A good overview of the report can be found in a recent report by Variety:

Preserving movies is an ongoing issue for the entire industry, but a new report from the Acad warns that movies shot or finished digitally face a lifespan so short they can be lost even before they get distribution. Worse, indie and docu filmmakers, whose work is most vulnerable to this risk, seem oblivious to the danger.

Click here to request a free download of The Digital Dilemma 2.


Creative Commons Licensing

January 22, 2012 Resources Comments Off

From Creative Commons Mission Statement: “The idea of universal access to research, education, and culture is made possible by the Internet, but our legal and social systems don’t always allow that idea to be realized. Copyright was created long before the emergence of the Internet, and can make it hard to legally perform actions we take for granted on the network: copy, paste, edit source, and post to the Web. The default setting of copyright law requires all of these actions to have explicit permission, granted in advance, whether you’re an artist, teacher, scientist, librarian, policymaker, or just a regular user. To achieve the vision of universal access, someone needed to provide a free, public, and standardized infrastructure that creates a balance between the reality of the Internet and the reality of copyright laws. ”



7 Tips to Ensure Your Video Is Usable in the Long Term

December 3, 2011 Projects, Resources No Comments

In collaboration with Witness, Activist Archivists have compiled a set of tips for video activists can take to ensure their work will be discoverable over time.

Tips for Making Your Videos Discoverable and Usable in the Long Term

 1. Collect details while filming. Turn on date, time, and location capturing features on your camera, or film a piece of paper with this information written on it. Record noteworthy pieces of information like street signs, clocks, badge numbers, or state them verbally on camera. Record names and consents on camera or in a separate document, if safe to do so.

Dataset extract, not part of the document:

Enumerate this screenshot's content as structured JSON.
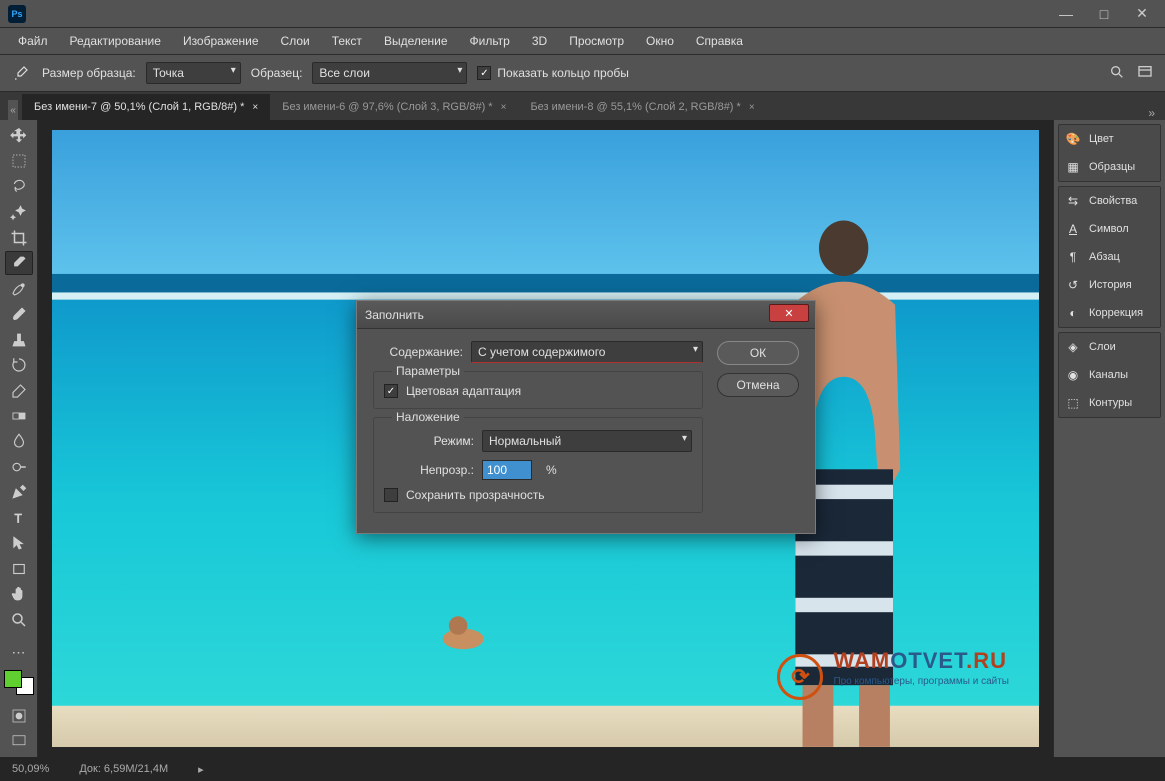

2. Keep your original raw footage, unaltered. If your video might have legal evidentiary value, keep your original raw footage, even after it has been uploaded. Organize your offloaded material (e.g. by date and/or creator), but do not delete or alter the original filenames or directory structure. Make a backup on a separate medium. Keep this material secure.

3. Make your video discoverable. If safe to do so, upload copies of your video or share as a torrent. The key is to make your video findable by others. Make your titles descriptive (e.g. name of event, date, location). Tag your video with OWS, OccupyWallStreet, and other keywords — search for videos like yours to see what tags others are already using.

 4. Contextualize it. Your uploaded video is more useful if people know what it’s about. Use description fields to describe what happened before, during and after the event depicted. Include names, dates, and specific locations. Add a URL for a relevant website leading to further information.

5. Make it verifiable. Enhance the verifiability of your video. Tag and describe your video (points 3 & 4 above) so that it can be easily compared with other documentation of the same event. Consider upload sites that allow you to upload/share untranscoded files (e.g. torrents, Internet Archive), or that allow you to be contacted (e.g.Vimeo).

6. Allow others to collect and archive. Share your uploaded videos using a Creative Commons license. Archives around the world are scraping videos from upload sites for safekeeping, but usually only ones they can legally collect. Consider depositing your original raw footage with a trustworthy archive. If your video has evidentiary value, a trusted archive can help maintain a reliable chain of custody.

7. Or archive it yourself. There are many benefits to working with an established archive, but if you want to do it yourself: 1) Save the original footage or the highest quality output, 2) Document the footage/videos with descriptive information, 3) Organize your videos by date or source, 4) Make back up copies on quality hard drives, stored in separate locations, 5) Check your saved files at least once a year. See the Library of Congress’s Personal Archiving site for more information.